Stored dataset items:
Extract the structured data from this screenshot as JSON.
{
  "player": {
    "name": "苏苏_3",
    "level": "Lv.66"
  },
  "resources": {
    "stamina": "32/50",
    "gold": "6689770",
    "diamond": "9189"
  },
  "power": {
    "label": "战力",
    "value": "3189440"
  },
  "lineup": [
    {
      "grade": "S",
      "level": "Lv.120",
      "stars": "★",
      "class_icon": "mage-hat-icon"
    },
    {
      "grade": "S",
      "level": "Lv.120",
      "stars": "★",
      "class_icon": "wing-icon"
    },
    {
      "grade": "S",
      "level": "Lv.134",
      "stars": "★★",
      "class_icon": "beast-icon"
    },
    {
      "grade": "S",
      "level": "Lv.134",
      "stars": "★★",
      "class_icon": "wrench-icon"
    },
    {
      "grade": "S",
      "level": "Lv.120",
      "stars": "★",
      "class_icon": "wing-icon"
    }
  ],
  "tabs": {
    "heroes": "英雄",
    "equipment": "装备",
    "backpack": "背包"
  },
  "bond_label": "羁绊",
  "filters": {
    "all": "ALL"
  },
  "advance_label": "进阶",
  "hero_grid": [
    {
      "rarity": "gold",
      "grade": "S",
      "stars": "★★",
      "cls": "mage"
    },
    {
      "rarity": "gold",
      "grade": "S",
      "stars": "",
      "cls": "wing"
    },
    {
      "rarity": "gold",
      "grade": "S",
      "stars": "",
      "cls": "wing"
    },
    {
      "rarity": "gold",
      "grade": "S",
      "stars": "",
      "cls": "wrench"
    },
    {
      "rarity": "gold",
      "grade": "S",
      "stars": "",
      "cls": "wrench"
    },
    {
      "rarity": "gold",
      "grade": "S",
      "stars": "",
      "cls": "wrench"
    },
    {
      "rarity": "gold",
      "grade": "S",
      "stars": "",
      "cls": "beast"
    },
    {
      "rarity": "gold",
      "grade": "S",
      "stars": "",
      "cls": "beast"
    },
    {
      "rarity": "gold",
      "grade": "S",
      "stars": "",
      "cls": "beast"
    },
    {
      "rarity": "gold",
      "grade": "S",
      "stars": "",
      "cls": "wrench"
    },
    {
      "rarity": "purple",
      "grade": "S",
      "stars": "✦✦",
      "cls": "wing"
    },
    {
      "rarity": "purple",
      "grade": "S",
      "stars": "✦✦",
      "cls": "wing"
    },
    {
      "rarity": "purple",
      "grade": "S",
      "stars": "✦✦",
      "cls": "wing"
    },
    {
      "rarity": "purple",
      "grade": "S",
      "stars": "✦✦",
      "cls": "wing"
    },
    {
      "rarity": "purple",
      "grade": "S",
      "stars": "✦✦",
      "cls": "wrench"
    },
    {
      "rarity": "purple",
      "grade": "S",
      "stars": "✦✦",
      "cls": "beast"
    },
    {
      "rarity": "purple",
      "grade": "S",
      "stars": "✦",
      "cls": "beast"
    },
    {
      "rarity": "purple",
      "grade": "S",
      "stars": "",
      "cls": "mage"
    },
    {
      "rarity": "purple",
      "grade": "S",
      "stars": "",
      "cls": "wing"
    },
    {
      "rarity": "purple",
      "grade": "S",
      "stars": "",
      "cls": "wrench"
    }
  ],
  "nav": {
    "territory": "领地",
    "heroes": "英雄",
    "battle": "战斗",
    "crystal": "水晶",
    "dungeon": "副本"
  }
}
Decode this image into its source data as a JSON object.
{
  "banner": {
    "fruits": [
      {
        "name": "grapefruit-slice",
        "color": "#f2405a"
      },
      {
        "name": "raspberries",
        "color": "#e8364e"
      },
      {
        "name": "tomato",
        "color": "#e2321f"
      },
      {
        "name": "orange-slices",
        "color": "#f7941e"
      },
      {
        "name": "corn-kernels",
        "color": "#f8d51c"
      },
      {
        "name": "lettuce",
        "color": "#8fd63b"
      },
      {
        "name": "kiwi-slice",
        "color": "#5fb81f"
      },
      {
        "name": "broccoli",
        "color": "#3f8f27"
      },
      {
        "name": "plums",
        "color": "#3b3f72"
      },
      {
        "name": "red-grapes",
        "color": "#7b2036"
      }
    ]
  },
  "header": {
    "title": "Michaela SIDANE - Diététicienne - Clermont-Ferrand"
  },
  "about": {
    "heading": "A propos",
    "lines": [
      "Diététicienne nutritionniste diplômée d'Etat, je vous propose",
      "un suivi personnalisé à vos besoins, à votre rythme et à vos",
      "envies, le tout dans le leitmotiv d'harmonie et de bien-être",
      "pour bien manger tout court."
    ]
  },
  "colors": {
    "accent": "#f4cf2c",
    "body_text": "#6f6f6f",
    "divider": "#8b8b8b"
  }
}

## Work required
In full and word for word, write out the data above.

## Answer
Extract the structured data from this screenshot as JSON.
{
  "player": {
    "name": "苏苏_3",
    "level": "Lv.66"
  },
  "resources": {
    "stamina": "32/50",
    "gold": "6689770",
    "diamond": "9189"
  },
  "power": {
    "label": "战力",
    "value": "3189440"
  },
  "lineup": [
    {
      "grade": "S",
      "level": "Lv.120",
      "stars": "★",
      "class_icon": "mage-hat-icon"
    },
    {
      "grade": "S",
      "level": "Lv.120",
      "stars": "★",
      "class_icon": "wing-icon"
    },
    {
      "grade": "S",
      "level": "Lv.134",
      "stars": "★★",
      "class_icon": "beast-icon"
    },
    {
      "grade": "S",
      "level": "Lv.134",
      "stars": "★★",
      "class_icon": "wrench-icon"
    },
    {
      "grade": "S",
      "level": "Lv.120",
      "stars": "★",
      "class_icon": "wing-icon"
    }
  ],
  "tabs": {
    "heroes": "英雄",
    "equipment": "装备",
    "backpack": "背包"
  },
  "bond_label": "羁绊",
  "filters": {
    "all": "ALL"
  },
  "advance_label": "进阶",
  "hero_grid": [
    {
      "rarity": "gold",
      "grade": "S",
      "stars": "★★",
      "cls": "mage"
    },
    {
      "rarity": "gold",
      "grade": "S",
      "stars": "",
      "cls": "wing"
    },
    {
      "rarity": "gold",
      "grade": "S",
      "stars": "",
      "cls": "wing"
    },
    {
      "rarity": "gold",
      "grade": "S",
      "stars": "",
      "cls": "wrench"
    },
    {
      "rarity": "gold",
      "grade": "S",
      "stars": "",
      "cls": "wrench"
    },
    {
      "rarity": "gold",
      "grade": "S",
      "stars": "",
      "cls": "wrench"
    },
    {
      "rarity": "gold",
      "grade": "S",
      "stars": "",
      "cls": "beast"
    },
    {
      "rarity": "gold",
      "grade": "S",
      "stars": "",
      "cls": "beast"
    },
    {
      "rarity": "gold",
      "grade": "S",
      "stars": "",
      "cls": "beast"
    },
    {
      "rarity": "gold",
      "grade": "S",
      "stars": "",
      "cls": "wrench"
    },
    {
      "rarity": "purple",
      "grade": "S",
      "stars": "✦✦",
      "cls": "wing"
    },
    {
      "rarity": "purple",
      "grade": "S",
      "stars": "✦✦",
      "cls": "wing"
    },
    {
      "rarity": "purple",
      "grade": "S",
      "stars": "✦✦",
      "cls": "wing"
    },
    {
      "rarity": "purple",
      "grade": "S",
      "stars": "✦✦",
      "cls": "wing"
    },
    {
      "rarity": "purple",
      "grade": "S",
      "stars": "✦✦",
      "cls": "wrench"
    },
    {
      "rarity": "purple",
      "grade": "S",
      "stars": "✦✦",
      "cls": "beast"
    },
    {
      "rarity": "purple",
      "grade": "S",
      "stars": "✦",
      "cls": "beast"
    },
    {
      "rarity": "purple",
      "grade": "S",
      "stars": "",
      "cls": "mage"
    },
    {
      "rarity": "purple",
      "grade": "S",
      "stars": "",
      "cls": "wing"
    },
    {
      "rarity": "purple",
      "grade": "S",
      "stars": "",
      "cls": "wrench"
    }
  ],
  "nav": {
    "territory": "领地",
    "heroes": "英雄",
    "battle": "战斗",
    "crystal": "水晶",
    "dungeon": "副本"
  }
}
Decode this image into its source data as a JSON object.
{
  "banner": {
    "fruits": [
      {
        "name": "grapefruit-slice",
        "color": "#f2405a"
      },
      {
        "name": "raspberries",
        "color": "#e8364e"
      },
      {
        "name": "tomato",
        "color": "#e2321f"
      },
      {
        "name": "orange-slices",
        "color": "#f7941e"
      },
      {
        "name": "corn-kernels",
        "color": "#f8d51c"
      },
      {
        "name": "lettuce",
        "color": "#8fd63b"
      },
      {
        "name": "kiwi-slice",
        "color": "#5fb81f"
      },
      {
        "name": "broccoli",
        "color": "#3f8f27"
      },
      {
        "name": "plums",
        "color": "#3b3f72"
      },
      {
        "name": "red-grapes",
        "color": "#7b2036"
      }
    ]
  },
  "header": {
    "title": "Michaela SIDANE - Diététicienne - Clermont-Ferrand"
  },
  "about": {
    "heading": "A propos",
    "lines": [
      "Diététicienne nutritionniste diplômée d'Etat, je vous propose",
      "un suivi personnalisé à vos besoins, à votre rythme et à vos",
      "envies, le tout dans le leitmotiv d'harmonie et de bien-être",
      "pour bien manger tout court."
    ]
  },
  "colors": {
    "accent": "#f4cf2c",
    "body_text": "#6f6f6f",
    "divider": "#8b8b8b"
  }
}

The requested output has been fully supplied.